Life on the Mississippi

Front Cover
Kessinger Publishing, Jun 1, 2004 - Fiction - 247 pages
53 Reviews
I should say so. I fancy we shan't run any of the river this trip as you've ever seen it run before--so to speak. If the river begins to rise again, we'll go up behind bars that you've always seen standing out of the river, high and dry like the roof of a house; we'll cut across low places that you've never noticed at all, right through the middle of bars that cover three hundred acres of river.

What people are saying - Write a review

User ratings

5 stars
10
4 stars
8
3 stars
11
2 stars
22
1 star
2

Review: Life on the Mississippi

User Review  - Goodreads

Life on the Mississippi" is as rambling as the river that inspired it, full of fanciful facts and anecdotes about Twain's days on the Mississippi, particularly as a young riverboat pilot. It is a ... Read full review

Review: Life on the Mississippi

User Review  - MBJ - Goodreads

Life on the Mississippi" is as rambling as the river that inspired it, full of fanciful facts and anecdotes about Twain's days on the Mississippi, particularly as a young riverboat pilot. It is a ... Read full review

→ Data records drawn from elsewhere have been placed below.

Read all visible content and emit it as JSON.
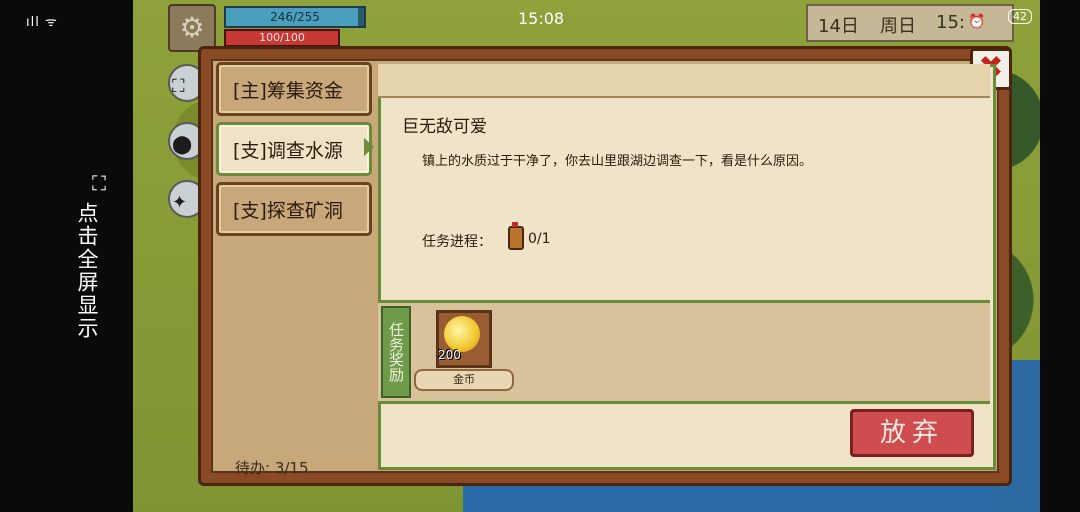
{
  "status": {
    "signal": "⁴⁶il",
    "wifi": "wifi",
    "time": "15:08",
    "battery": "42"
  },
  "fullscreen_hint": {
    "icon": "expand-icon",
    "text": "点击全屏显示"
  },
  "hud": {
    "hp": {
      "text": "246/255",
      "value": 246,
      "max": 255
    },
    "mp": {
      "text": "100/100",
      "value": 100,
      "max": 100
    },
    "date": {
      "day": "14日",
      "weekday": "周日",
      "time": "15:"
    }
  },
  "dialog": {
    "close": "✖",
    "tabs": [
      {
        "label": "[主]筹集资金",
        "active": false
      },
      {
        "label": "[支]调查水源",
        "active": true
      },
      {
        "label": "[支]探查矿洞",
        "active": false
      }
    ],
    "pending": "待办:  3/15",
    "quest": {
      "title": "巨无敌可爱",
      "description": "镇上的水质过于干净了，你去山里跟湖边调查一下，看是什么原因。",
      "progress_label": "任务进程：",
      "progress_value": "0/1",
      "reward_tag": "任务奖励",
      "rewards": [
        {
          "name": "金币",
          "qty": "200",
          "icon": "gold-coin-icon"
        }
      ]
    },
    "abandon": "放弃"
  },
  "colors": {
    "accent_green": "#6a8b3a",
    "danger": "#cf4c4f",
    "panel": "#efe3c8"
  }
}
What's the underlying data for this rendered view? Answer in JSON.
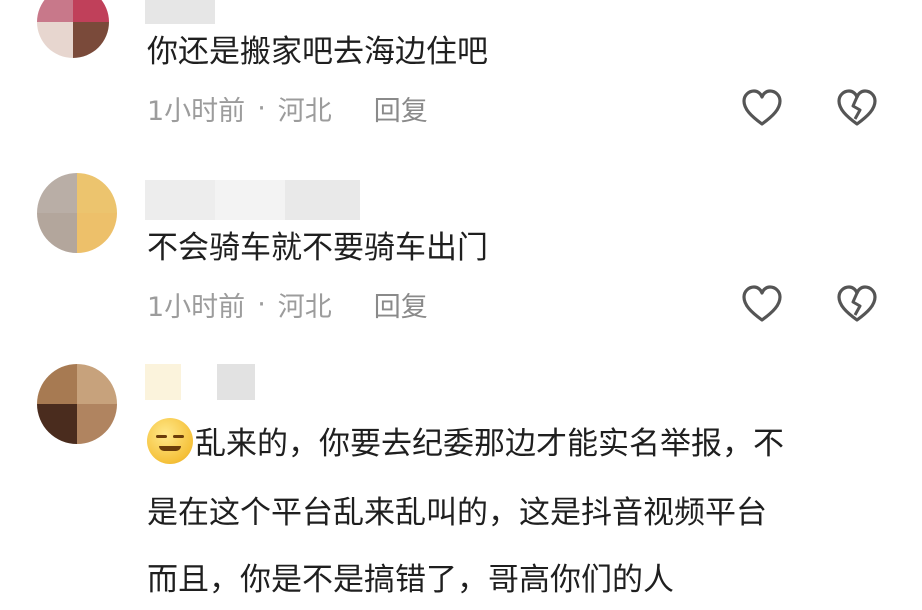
{
  "comments": [
    {
      "text": "你还是搬家吧去海边住吧",
      "time": "1小时前",
      "location": "河北",
      "reply": "回复"
    },
    {
      "text": "不会骑车就不要骑车出门",
      "time": "1小时前",
      "location": "河北",
      "reply": "回复"
    },
    {
      "lines": [
        "乱来的，你要去纪委那边才能实名举报，不",
        "是在这个平台乱来乱叫的，这是抖音视频平台",
        "而且，你是不是搞错了，哥高你们的人"
      ]
    }
  ],
  "icons": {
    "like": "heart-outline-icon",
    "dislike": "broken-heart-icon",
    "emoji": "laugh-emoji-icon"
  },
  "colors": {
    "text": "#1f1f1f",
    "meta": "#9c9c9c",
    "icon": "#555555"
  }
}
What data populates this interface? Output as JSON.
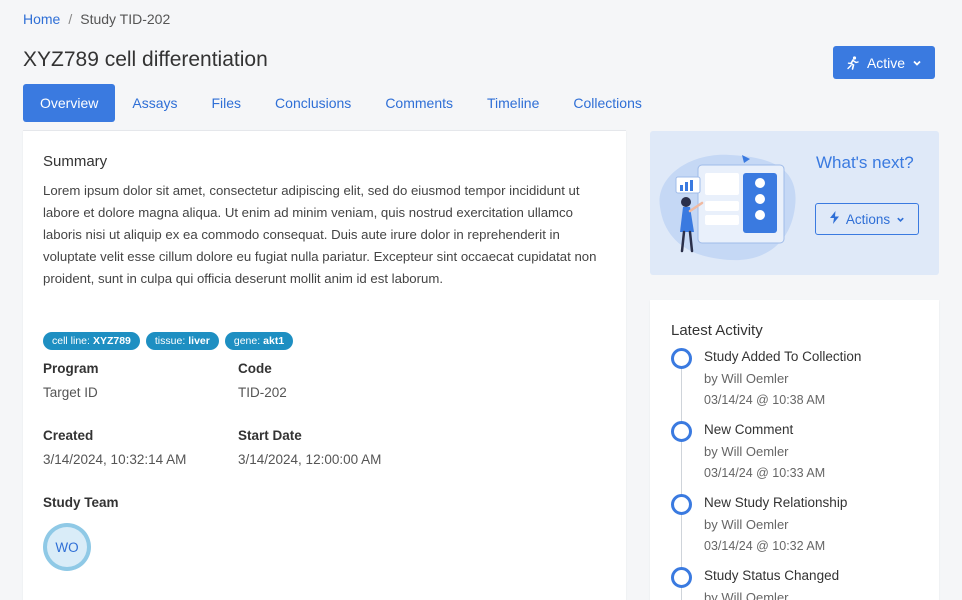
{
  "breadcrumb": {
    "home": "Home",
    "separator": "/",
    "current": "Study TID-202"
  },
  "page": {
    "title": "XYZ789 cell differentiation"
  },
  "status_button": {
    "label": "Active",
    "icon": "running-person-icon"
  },
  "tabs": [
    {
      "label": "Overview",
      "active": true
    },
    {
      "label": "Assays"
    },
    {
      "label": "Files"
    },
    {
      "label": "Conclusions"
    },
    {
      "label": "Comments"
    },
    {
      "label": "Timeline"
    },
    {
      "label": "Collections"
    }
  ],
  "summary": {
    "title": "Summary",
    "text": "Lorem ipsum dolor sit amet, consectetur adipiscing elit, sed do eiusmod tempor incididunt ut labore et dolore magna aliqua. Ut enim ad minim veniam, quis nostrud exercitation ullamco laboris nisi ut aliquip ex ea commodo consequat. Duis aute irure dolor in reprehenderit in voluptate velit esse cillum dolore eu fugiat nulla pariatur. Excepteur sint occaecat cupidatat non proident, sunt in culpa qui officia deserunt mollit anim id est laborum."
  },
  "tags": [
    {
      "key": "cell line:",
      "value": "XYZ789"
    },
    {
      "key": "tissue:",
      "value": "liver"
    },
    {
      "key": "gene:",
      "value": "akt1"
    }
  ],
  "fields": {
    "program": {
      "label": "Program",
      "value": "Target ID"
    },
    "code": {
      "label": "Code",
      "value": "TID-202"
    },
    "created": {
      "label": "Created",
      "value": "3/14/2024, 10:32:14 AM"
    },
    "start_date": {
      "label": "Start Date",
      "value": "3/14/2024, 12:00:00 AM"
    }
  },
  "team": {
    "label": "Study Team",
    "members": [
      {
        "initials": "WO"
      }
    ]
  },
  "whats_next": {
    "title": "What's next?",
    "actions_label": "Actions"
  },
  "activity": {
    "title": "Latest Activity",
    "items": [
      {
        "name": "Study Added To Collection",
        "by": "by Will Oemler",
        "time": "03/14/24 @ 10:38 AM"
      },
      {
        "name": "New Comment",
        "by": "by Will Oemler",
        "time": "03/14/24 @ 10:33 AM"
      },
      {
        "name": "New Study Relationship",
        "by": "by Will Oemler",
        "time": "03/14/24 @ 10:32 AM"
      },
      {
        "name": "Study Status Changed",
        "by": "by Will Oemler",
        "time": ""
      }
    ]
  },
  "colors": {
    "accent": "#3a7ae0",
    "link": "#2f6fd6",
    "tag": "#1e8fc2",
    "panel": "#dfe9f8"
  }
}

All 15 reviews »

Other editions - View all

References to this book

The Image of the City
Kevin Lynch
Limited preview - 1960
All Book Search results »

About the author (2004)

Mark Twain was born Samuel L. Clemens in Florida, Missouri on November 30, 1835. He worked as a printer for a time, and then became a steamboat pilot. He traveled in the West, writing humorous sketches for newspapers. In 1865, he wrote the short story, The Celebrated Jumping Frog of Calaveras County, which was very well received. He then began a career as a humorous travel writer and lecturer, publishing The Innocents Abroad in 1869, Roughing It in 1872, and, co-authored with Charles Dudley Warner, Gilded Age in 1873. His best-known works are The Adventures of Tom Sawyer (1876), Mississippi Writing: Life on the Mississippi (1883), and The Adventures of Huckleberry Finn (1884). He died of a heart attack on April 21, 1910.

Bibliographic information